CHINA’S second-largest wind turbine maker, Xinjiang Goldwind Science & Technology, has pulled its up-to-$1.2bn (£814m) initial public offering, the fifth Hong Kong IPO shelved since last month.
With around $3.8bn in public offerings pulled from the Hong Kong Stock Exchange in the last few weeks, the dead deals reveal the impact of the sharp drop in China’s stock markets and the global fears surrounding the Eurozone debt crisis.
The pile of discarded IPOs are crushing investor sentiment ahead of the Agricultural Bank of China’s mid-July deal, a deal that could exceed $22bn and be the largest IPO ever.
A source, who was directly involved with the deal but unauthorised to speak publicly on the matter, said the retail portion of Goldwind’s IPO was under-subscribed.

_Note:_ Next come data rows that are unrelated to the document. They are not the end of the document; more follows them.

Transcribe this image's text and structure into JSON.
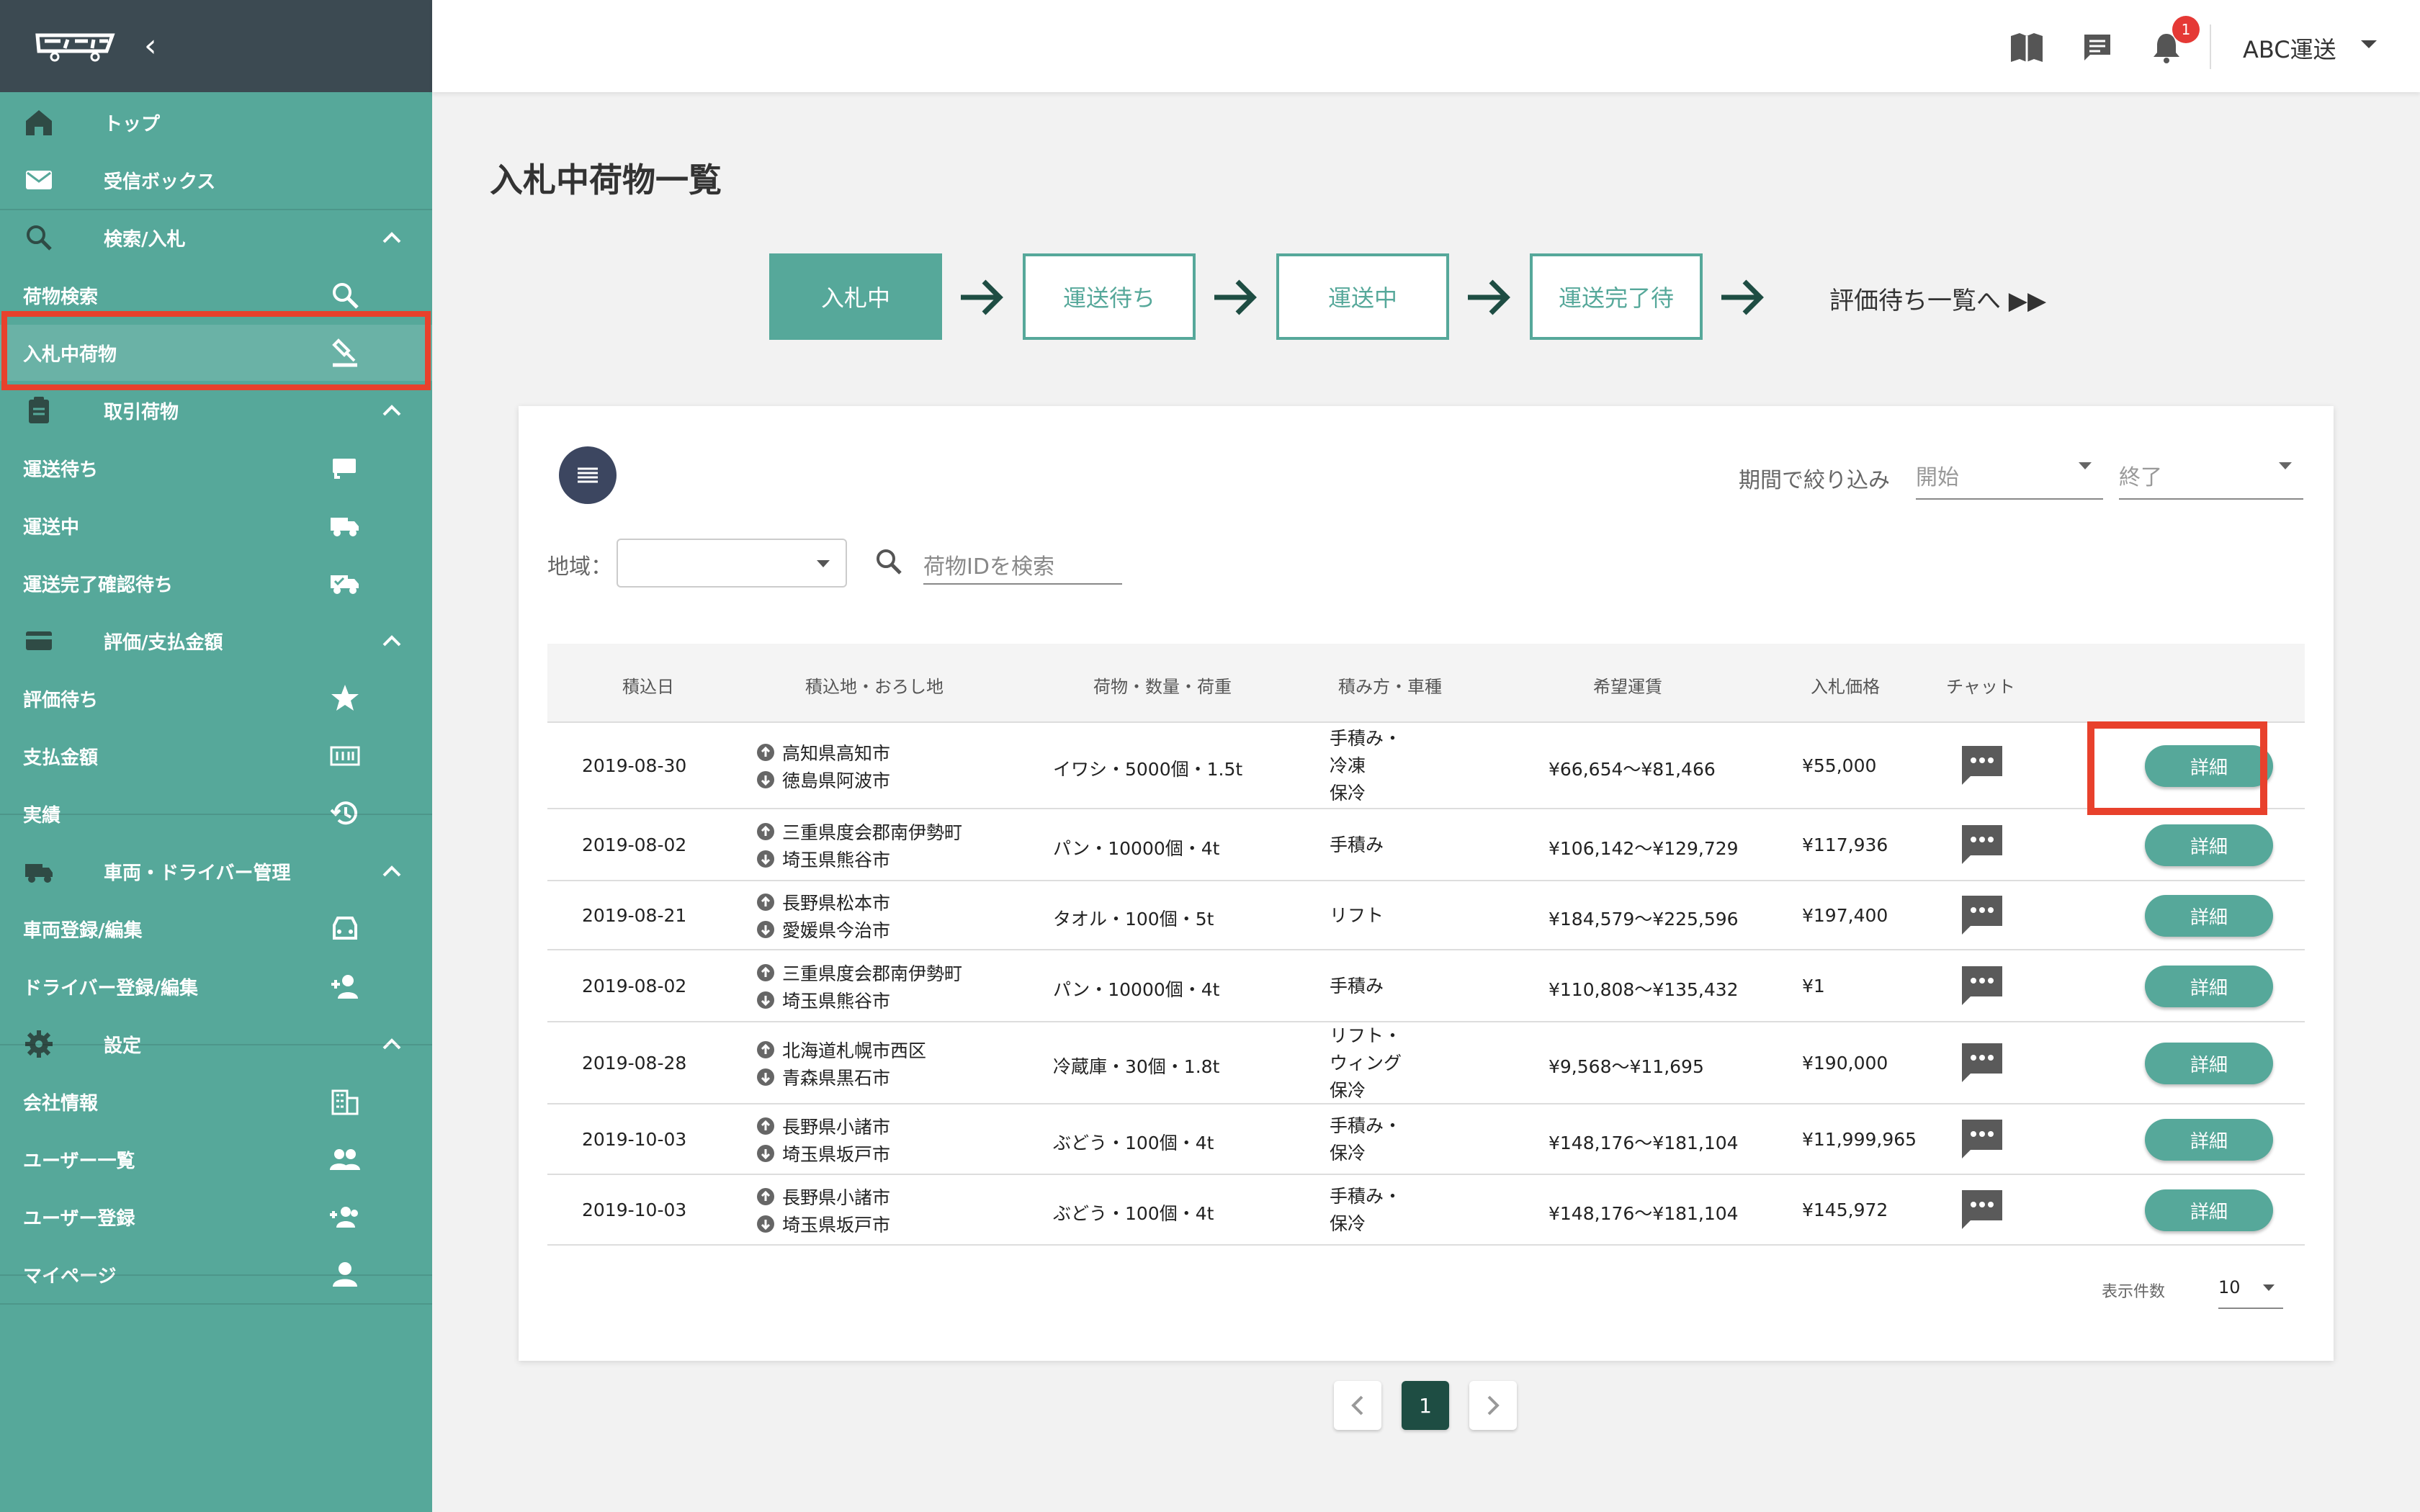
{
  "app": {
    "name": "ABC運送"
  },
  "header": {
    "notifications_count": "1",
    "company": "ABC運送"
  },
  "sidebar": {
    "items": [
      {
        "label": "トップ",
        "icon": "home-icon"
      },
      {
        "label": "受信ボックス",
        "icon": "mail-icon"
      },
      {
        "label": "検索/入札",
        "icon": "search-icon",
        "group": true
      },
      {
        "label": "荷物検索",
        "icon": "search-icon"
      },
      {
        "label": "入札中荷物",
        "icon": "gavel-icon",
        "active": true
      },
      {
        "label": "取引荷物",
        "icon": "clipboard-icon",
        "group": true
      },
      {
        "label": "運送待ち",
        "icon": "truck-wait-icon"
      },
      {
        "label": "運送中",
        "icon": "truck-icon"
      },
      {
        "label": "運送完了確認待ち",
        "icon": "truck-check-icon"
      },
      {
        "label": "評価/支払金額",
        "icon": "credit-card-icon",
        "group": true
      },
      {
        "label": "評価待ち",
        "icon": "star-icon"
      },
      {
        "label": "支払金額",
        "icon": "money-icon"
      },
      {
        "label": "実績",
        "icon": "history-icon"
      },
      {
        "label": "車両・ドライバー管理",
        "icon": "truck-icon",
        "group": true
      },
      {
        "label": "車両登録/編集",
        "icon": "car-icon"
      },
      {
        "label": "ドライバー登録/編集",
        "icon": "person-add-icon"
      },
      {
        "label": "設定",
        "icon": "gear-icon",
        "group": true
      },
      {
        "label": "会社情報",
        "icon": "building-icon"
      },
      {
        "label": "ユーザー一覧",
        "icon": "people-icon"
      },
      {
        "label": "ユーザー登録",
        "icon": "group-add-icon"
      },
      {
        "label": "マイページ",
        "icon": "person-icon"
      }
    ]
  },
  "page": {
    "title": "入札中荷物一覧"
  },
  "steps": {
    "s1": "入札中",
    "s2": "運送待ち",
    "s3": "運送中",
    "s4": "運送完了待",
    "link": "評価待ち一覧へ ▶▶"
  },
  "filters": {
    "period_label": "期間で絞り込み",
    "start_placeholder": "開始",
    "end_placeholder": "終了",
    "region_label": "地域：",
    "region_value": "",
    "search_placeholder": "荷物IDを検索"
  },
  "table": {
    "headers": {
      "date": "積込日",
      "location": "積込地・おろし地",
      "cargo": "荷物・数量・荷重",
      "method": "積み方・車種",
      "fare": "希望運賃",
      "bid": "入札価格",
      "chat": "チャット"
    },
    "detail_label": "詳細",
    "rows": [
      {
        "date": "2019-08-30",
        "from": "高知県高知市",
        "to": "徳島県阿波市",
        "cargo": "イワシ・5000個・1.5t",
        "method": [
          "手積み・",
          "冷凍",
          "保冷"
        ],
        "fare": "¥66,654〜¥81,466",
        "bid": "¥55,000"
      },
      {
        "date": "2019-08-02",
        "from": "三重県度会郡南伊勢町",
        "to": "埼玉県熊谷市",
        "cargo": "パン・10000個・4t",
        "method": [
          "手積み"
        ],
        "fare": "¥106,142〜¥129,729",
        "bid": "¥117,936"
      },
      {
        "date": "2019-08-21",
        "from": "長野県松本市",
        "to": "愛媛県今治市",
        "cargo": "タオル・100個・5t",
        "method": [
          "リフト"
        ],
        "fare": "¥184,579〜¥225,596",
        "bid": "¥197,400"
      },
      {
        "date": "2019-08-02",
        "from": "三重県度会郡南伊勢町",
        "to": "埼玉県熊谷市",
        "cargo": "パン・10000個・4t",
        "method": [
          "手積み"
        ],
        "fare": "¥110,808〜¥135,432",
        "bid": "¥1"
      },
      {
        "date": "2019-08-28",
        "from": "北海道札幌市西区",
        "to": "青森県黒石市",
        "cargo": "冷蔵庫・30個・1.8t",
        "method": [
          "リフト・",
          "ウィング",
          "保冷"
        ],
        "fare": "¥9,568〜¥11,695",
        "bid": "¥190,000"
      },
      {
        "date": "2019-10-03",
        "from": "長野県小諸市",
        "to": "埼玉県坂戸市",
        "cargo": "ぶどう・100個・4t",
        "method": [
          "手積み・",
          "保冷"
        ],
        "fare": "¥148,176〜¥181,104",
        "bid": "¥11,999,965"
      },
      {
        "date": "2019-10-03",
        "from": "長野県小諸市",
        "to": "埼玉県坂戸市",
        "cargo": "ぶどう・100個・4t",
        "method": [
          "手積み・",
          "保冷"
        ],
        "fare": "¥148,176〜¥181,104",
        "bid": "¥145,972"
      }
    ]
  },
  "pagination": {
    "per_page_label": "表示件数",
    "per_page": "10",
    "current": "1"
  },
  "colors": {
    "accent": "#56a89a",
    "sidebar_dark": "#3c4a52",
    "highlight": "#e8412c",
    "page_current": "#1e4d43"
  }
}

Goldwind planned to offer 395.3bn shares, or 15 per cent of the company, with an indicative price range of HK$19.8 (£1.72) to HK$23 per share.
Last month, Russia’s Strikeforce Mining & Resources and China Tian Yuan Mining were among the deals yanked from the IPO process, with Swire Pacific’s property arm shelving its $2.7bn IPO plan on 6 May.

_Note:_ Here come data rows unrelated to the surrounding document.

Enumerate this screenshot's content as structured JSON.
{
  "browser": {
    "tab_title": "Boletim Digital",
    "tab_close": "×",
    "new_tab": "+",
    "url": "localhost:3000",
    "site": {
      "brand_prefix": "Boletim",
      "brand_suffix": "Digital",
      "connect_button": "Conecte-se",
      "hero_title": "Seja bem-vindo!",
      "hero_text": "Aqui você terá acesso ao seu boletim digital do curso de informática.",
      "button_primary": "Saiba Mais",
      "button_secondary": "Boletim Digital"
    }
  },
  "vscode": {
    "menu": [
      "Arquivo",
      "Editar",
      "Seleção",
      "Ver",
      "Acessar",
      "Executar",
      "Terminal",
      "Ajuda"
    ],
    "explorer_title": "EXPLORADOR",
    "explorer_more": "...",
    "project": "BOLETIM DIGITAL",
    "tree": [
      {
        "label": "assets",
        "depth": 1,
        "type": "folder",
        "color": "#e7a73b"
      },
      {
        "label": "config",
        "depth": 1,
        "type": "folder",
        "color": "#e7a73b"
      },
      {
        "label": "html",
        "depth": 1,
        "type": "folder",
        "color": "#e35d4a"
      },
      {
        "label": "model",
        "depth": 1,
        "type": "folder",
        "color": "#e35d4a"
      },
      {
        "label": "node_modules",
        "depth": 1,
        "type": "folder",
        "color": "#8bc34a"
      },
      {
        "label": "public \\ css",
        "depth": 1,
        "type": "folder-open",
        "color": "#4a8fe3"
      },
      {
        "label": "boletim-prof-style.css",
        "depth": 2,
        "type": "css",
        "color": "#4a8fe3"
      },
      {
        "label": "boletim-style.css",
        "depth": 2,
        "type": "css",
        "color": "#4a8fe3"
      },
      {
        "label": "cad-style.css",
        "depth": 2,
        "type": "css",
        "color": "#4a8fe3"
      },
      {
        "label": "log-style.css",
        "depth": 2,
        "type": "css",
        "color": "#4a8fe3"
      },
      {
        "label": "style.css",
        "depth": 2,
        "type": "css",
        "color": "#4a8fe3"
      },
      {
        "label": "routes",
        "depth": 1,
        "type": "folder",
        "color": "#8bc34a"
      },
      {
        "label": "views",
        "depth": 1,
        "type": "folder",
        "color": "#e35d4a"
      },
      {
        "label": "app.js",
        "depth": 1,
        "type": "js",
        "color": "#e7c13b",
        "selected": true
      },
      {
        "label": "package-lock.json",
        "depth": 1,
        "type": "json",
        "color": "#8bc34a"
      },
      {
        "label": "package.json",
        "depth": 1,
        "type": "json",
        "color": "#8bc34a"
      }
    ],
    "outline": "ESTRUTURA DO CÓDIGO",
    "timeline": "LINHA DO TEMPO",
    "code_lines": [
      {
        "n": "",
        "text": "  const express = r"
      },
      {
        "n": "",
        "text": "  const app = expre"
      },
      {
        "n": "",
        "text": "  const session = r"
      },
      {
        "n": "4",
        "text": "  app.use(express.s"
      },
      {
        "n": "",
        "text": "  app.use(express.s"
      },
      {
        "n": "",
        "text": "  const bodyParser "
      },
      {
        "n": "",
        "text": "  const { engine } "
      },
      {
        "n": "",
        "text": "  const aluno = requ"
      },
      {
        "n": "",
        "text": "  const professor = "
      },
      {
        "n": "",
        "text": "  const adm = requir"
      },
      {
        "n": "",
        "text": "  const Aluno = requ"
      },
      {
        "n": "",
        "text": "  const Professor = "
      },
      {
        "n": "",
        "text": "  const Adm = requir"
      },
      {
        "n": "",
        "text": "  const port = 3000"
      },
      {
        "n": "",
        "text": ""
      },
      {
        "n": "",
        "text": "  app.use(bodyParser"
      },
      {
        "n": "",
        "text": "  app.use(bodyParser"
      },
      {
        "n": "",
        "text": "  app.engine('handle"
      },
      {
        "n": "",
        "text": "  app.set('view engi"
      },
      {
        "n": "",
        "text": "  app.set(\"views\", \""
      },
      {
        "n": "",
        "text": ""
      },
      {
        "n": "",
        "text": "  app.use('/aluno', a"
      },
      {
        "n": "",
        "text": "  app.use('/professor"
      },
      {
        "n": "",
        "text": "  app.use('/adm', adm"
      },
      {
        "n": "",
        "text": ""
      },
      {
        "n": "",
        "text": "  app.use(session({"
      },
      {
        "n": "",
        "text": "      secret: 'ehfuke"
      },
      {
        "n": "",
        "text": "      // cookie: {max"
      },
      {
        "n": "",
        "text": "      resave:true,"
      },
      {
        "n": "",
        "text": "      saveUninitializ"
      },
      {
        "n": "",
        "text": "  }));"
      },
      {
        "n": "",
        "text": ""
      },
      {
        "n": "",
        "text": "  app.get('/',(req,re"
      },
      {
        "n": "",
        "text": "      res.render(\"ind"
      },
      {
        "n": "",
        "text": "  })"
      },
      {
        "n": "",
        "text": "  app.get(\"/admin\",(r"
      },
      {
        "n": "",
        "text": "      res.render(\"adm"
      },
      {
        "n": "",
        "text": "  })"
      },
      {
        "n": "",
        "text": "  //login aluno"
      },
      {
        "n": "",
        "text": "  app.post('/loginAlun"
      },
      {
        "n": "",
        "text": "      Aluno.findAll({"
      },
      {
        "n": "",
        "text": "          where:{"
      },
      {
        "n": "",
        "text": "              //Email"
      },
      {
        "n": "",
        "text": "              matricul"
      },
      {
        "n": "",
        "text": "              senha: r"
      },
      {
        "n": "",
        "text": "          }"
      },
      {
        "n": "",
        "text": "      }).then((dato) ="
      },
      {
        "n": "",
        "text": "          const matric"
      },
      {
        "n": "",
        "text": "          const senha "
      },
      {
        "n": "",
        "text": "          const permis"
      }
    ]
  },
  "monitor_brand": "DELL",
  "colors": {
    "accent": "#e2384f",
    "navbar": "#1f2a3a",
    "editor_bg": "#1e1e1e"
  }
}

Goldwind’s trading debut was originally set for 22 June, under the symbol “2208”. CICC, Citigroup and Credit Suisse were handling the deal.
China’s Shanghai benchmark stock index is one of the world’s worst performers this year, falling 22 per cent since the government introduced measures to cool property prices in mid-April.

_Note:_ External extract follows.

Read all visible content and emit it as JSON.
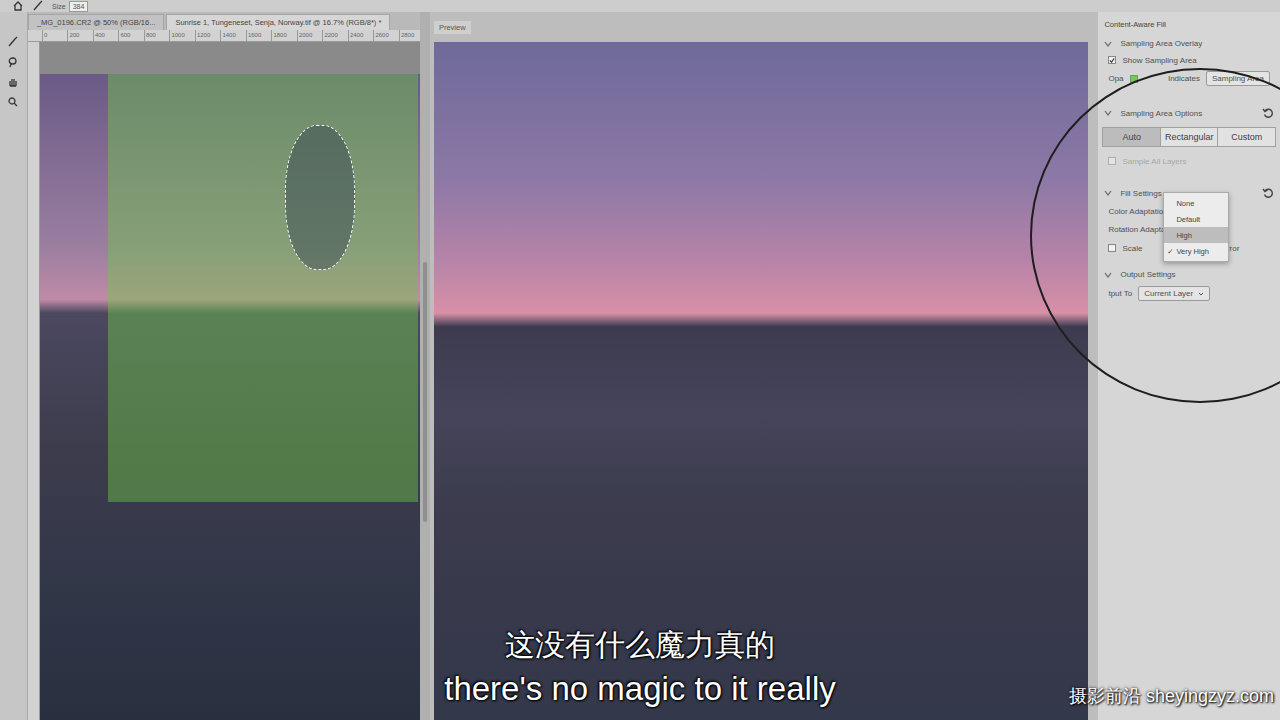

That, coupled with the euro sovereign debt crisis, has weighed on the initial public offering market in Hong Kong, which was home to the most IPOs globally last year.
The Agricultural Bank of China began its premarketing period yesterday, at a time when the market is digesting yet another pulled IPO.
Flotations have also been pulled in London. New Look, Travelport and Merline Entertainments cancelled IPOs earlier this year.
City A.M. Reporter